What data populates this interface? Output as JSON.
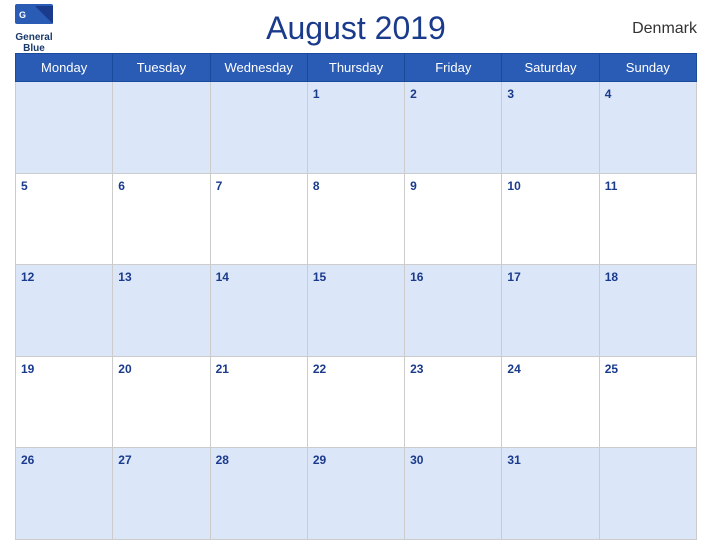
{
  "header": {
    "title": "August 2019",
    "country": "Denmark",
    "logo_line1": "General",
    "logo_line2": "Blue"
  },
  "days_of_week": [
    "Monday",
    "Tuesday",
    "Wednesday",
    "Thursday",
    "Friday",
    "Saturday",
    "Sunday"
  ],
  "weeks": [
    [
      null,
      null,
      null,
      1,
      2,
      3,
      4
    ],
    [
      5,
      6,
      7,
      8,
      9,
      10,
      11
    ],
    [
      12,
      13,
      14,
      15,
      16,
      17,
      18
    ],
    [
      19,
      20,
      21,
      22,
      23,
      24,
      25
    ],
    [
      26,
      27,
      28,
      29,
      30,
      31,
      null
    ]
  ]
}
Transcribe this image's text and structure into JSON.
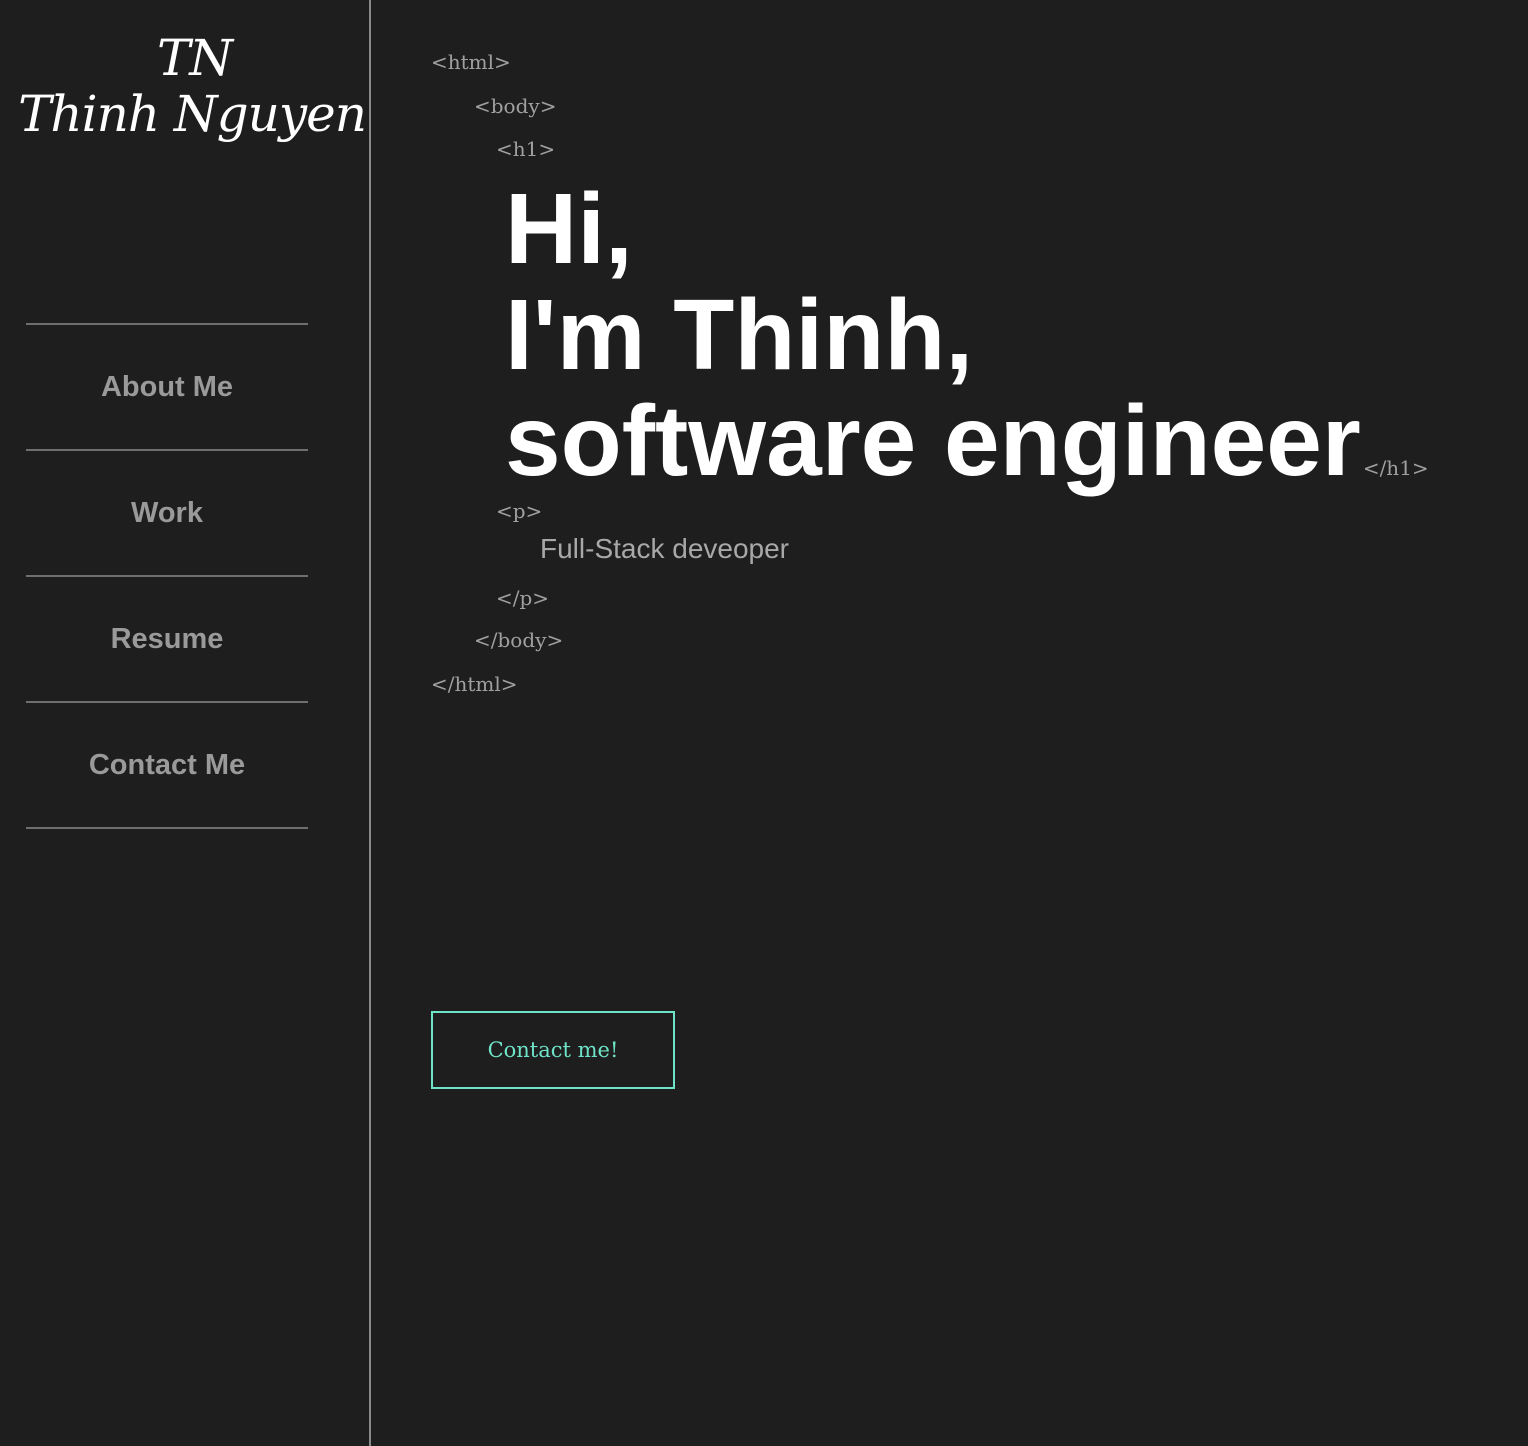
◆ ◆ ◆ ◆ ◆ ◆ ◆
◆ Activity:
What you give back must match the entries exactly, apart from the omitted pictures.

◆ Result below:
What data populates this interface? Output as JSON.
{
  "header": {
    "title": "August 2019",
    "country": "Denmark",
    "logo_line1": "General",
    "logo_line2": "Blue"
  },
  "days_of_week": [
    "Monday",
    "Tuesday",
    "Wednesday",
    "Thursday",
    "Friday",
    "Saturday",
    "Sunday"
  ],
  "weeks": [
    [
      null,
      null,
      null,
      1,
      2,
      3,
      4
    ],
    [
      5,
      6,
      7,
      8,
      9,
      10,
      11
    ],
    [
      12,
      13,
      14,
      15,
      16,
      17,
      18
    ],
    [
      19,
      20,
      21,
      22,
      23,
      24,
      25
    ],
    [
      26,
      27,
      28,
      29,
      30,
      31,
      null
    ]
  ]
}
Transcribe this image's text and structure into JSON.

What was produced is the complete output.